    I really am rooting for Cameron to find a place in the lineup. Not trying to contradict Matt here, but I think I’d like to see what Cameron can do in the kitchen when the heats turned up. Maybe a home game against a depleted Honduras would be a good test for him in a game environment that’s not do or die. Wherever he winds up, Cameron is on the plane for Brazil. I can’t wait for the next article in that series.


  11. […] Want some game previews?  The fine folks at The Shin Guardian and The Yanks Are Coming have you […]


  12. Posted by matthewsf on 2013/06/18 at 9:45 AM

    Synthesizing all the Cameron-Gonzalez commentary here.
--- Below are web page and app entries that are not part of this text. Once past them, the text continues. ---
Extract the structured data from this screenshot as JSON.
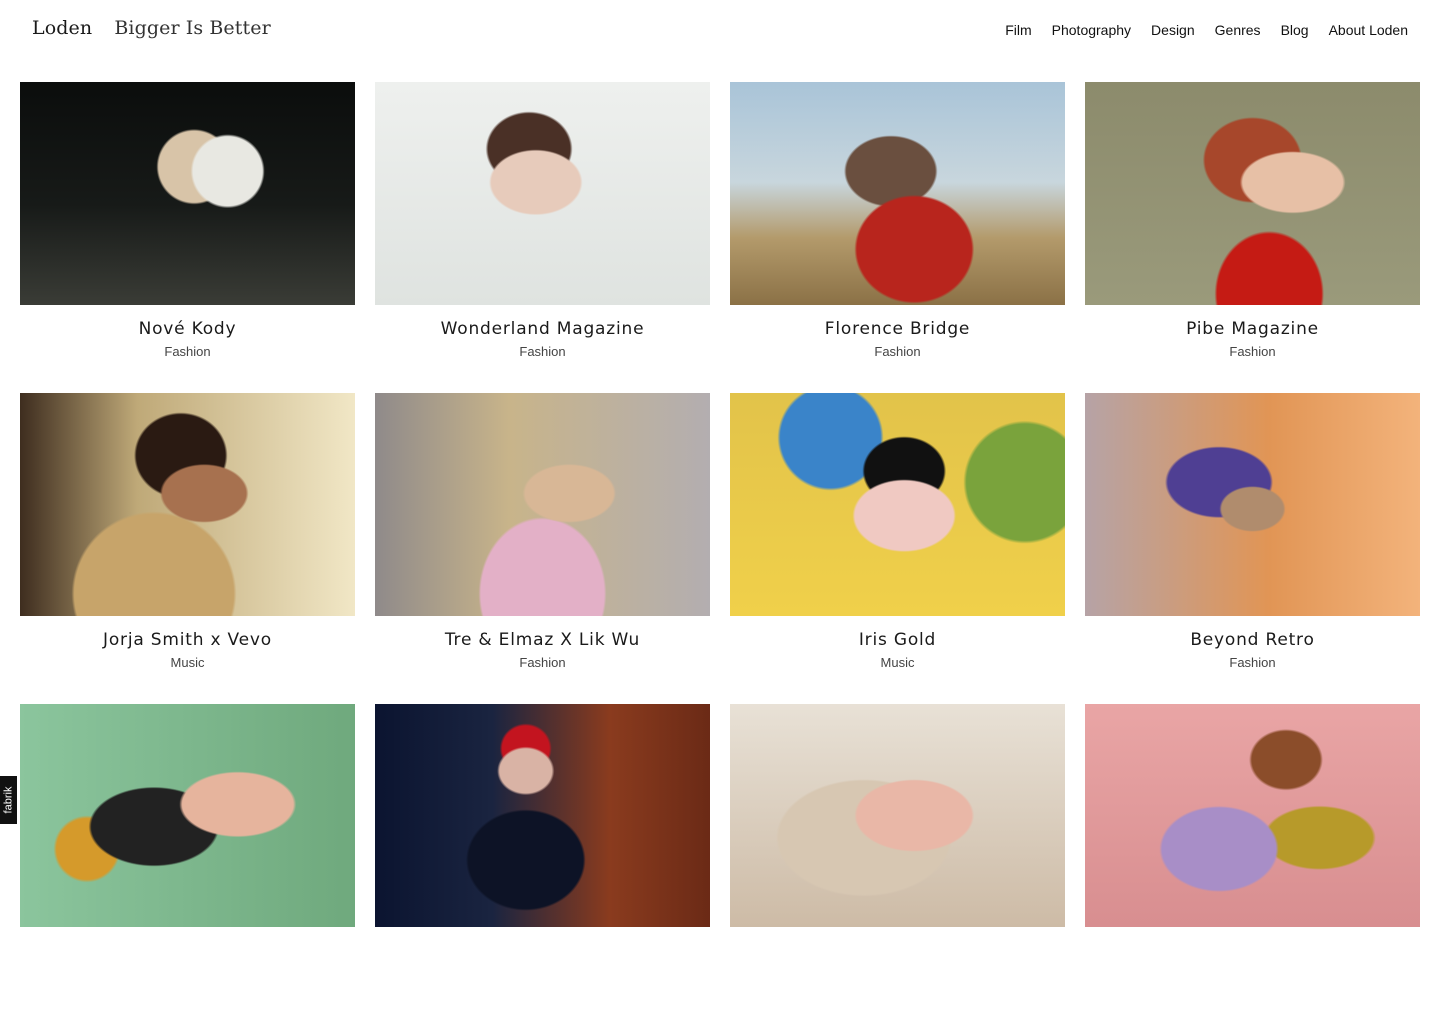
{
  "header": {
    "brand_name": "Loden",
    "tagline": "Bigger Is Better",
    "nav": [
      {
        "label": "Film"
      },
      {
        "label": "Photography"
      },
      {
        "label": "Design"
      },
      {
        "label": "Genres"
      },
      {
        "label": "Blog"
      },
      {
        "label": "About Loden"
      }
    ]
  },
  "projects": [
    {
      "title": "Nové Kody",
      "genre": "Fashion"
    },
    {
      "title": "Wonderland Magazine",
      "genre": "Fashion"
    },
    {
      "title": "Florence Bridge",
      "genre": "Fashion"
    },
    {
      "title": "Pibe Magazine",
      "genre": "Fashion"
    },
    {
      "title": "Jorja Smith x Vevo",
      "genre": "Music"
    },
    {
      "title": "Tre & Elmaz X Lik Wu",
      "genre": "Fashion"
    },
    {
      "title": "Iris Gold",
      "genre": "Music"
    },
    {
      "title": "Beyond Retro",
      "genre": "Fashion"
    },
    {
      "title": "",
      "genre": ""
    },
    {
      "title": "",
      "genre": ""
    },
    {
      "title": "",
      "genre": ""
    },
    {
      "title": "",
      "genre": ""
    }
  ],
  "side_badge": {
    "label": "fabrik"
  }
}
    First, personally, I’ve always favored Cameron as both a CB and as the US centerback. My reasoning is that he’s very good at running with players and turning in possession with the ball to maintain possession instead of blast the ball out of space–among other things.

    His candidacy for that role has certainly been hurt by not playing the position this year. He’s regressed a little at Stoke because of the stay-at-home FB role he has.

    Also, I think–if I had to bet–that Klinsmann’s play today is Gonzalez-Besler. I think it’s important to build that chemistry in that role more than anything else. Ironically, our January Depth Chart piece suggested it would be between Besler and Gonzalez for Cameron’s pairing. I still feel it should be that way, but that Besler has won the role.

    The fundamental question I think is how much the US needs Omar Gonzalez’s aerial and strength presence, but from what I’ve seen to date he hasn’t given the US any goals and *not* used that presence in either going right for the ball on set piece plays or not putting a body on his mark.

    Can he improve those things? Absolutely. Will he improve his distribution? I doubt it. He’s under no pressure to improve in-game with the Galaxy and he’s had a few good weeks of it here and there, but it is what it is.

    Now, you look through CONCACAF *now* and you see only one team really (Panama) and maybe Costa Rica (Saborio) with a striker who the US *can’t dominate with Cameron or Besler (from a strength/jump ball perspective).
    It’s no question putting Gonzalez out there in the Snow Game (and probably Goodson) was the right call.

    Then you look more proudly come World Cup time and the question (without a right answer) is will the US need a better aerial/strength presence against the world’s top strikers and will Gonzalez be the guy–the only guy–who can go up against them.

    Drogba, Gyan (Ghana from last time), Ibrahimovic, Brazil (Jo etc.) and then a host of other CBs crashing the box (Italy–Chiellini, Portugal–Pepe) and that answer might be yes.

    Can Cameron and Besler handle it? Klinsmann is suggesting right now that they can’t.

    No right answer….

    There’s also the question of how high a line the US keeps but that’s a longer discussion than here.


  13. Posted by matthewsf on 2013/06/18 at 12:30 PM

    Honduras line-up per their national paper. Believable but not confirmed:

    Andy Najar to start for Honduras tonight vs. the #USMNT:


Leave a Reply

Fill in your details below or click an icon to log in: Logo

You are commenting using your account. Log Out /  Change )

Google+ photo

You are commenting using your Google+ account. Log Out /  Change )

Twitter picture

You are commenting using your Twitter account. Log Out /  Change )

Facebook photo

You are commenting using your Facebook account. Log Out /  Change )


Connecting to %s

%d bloggers like this: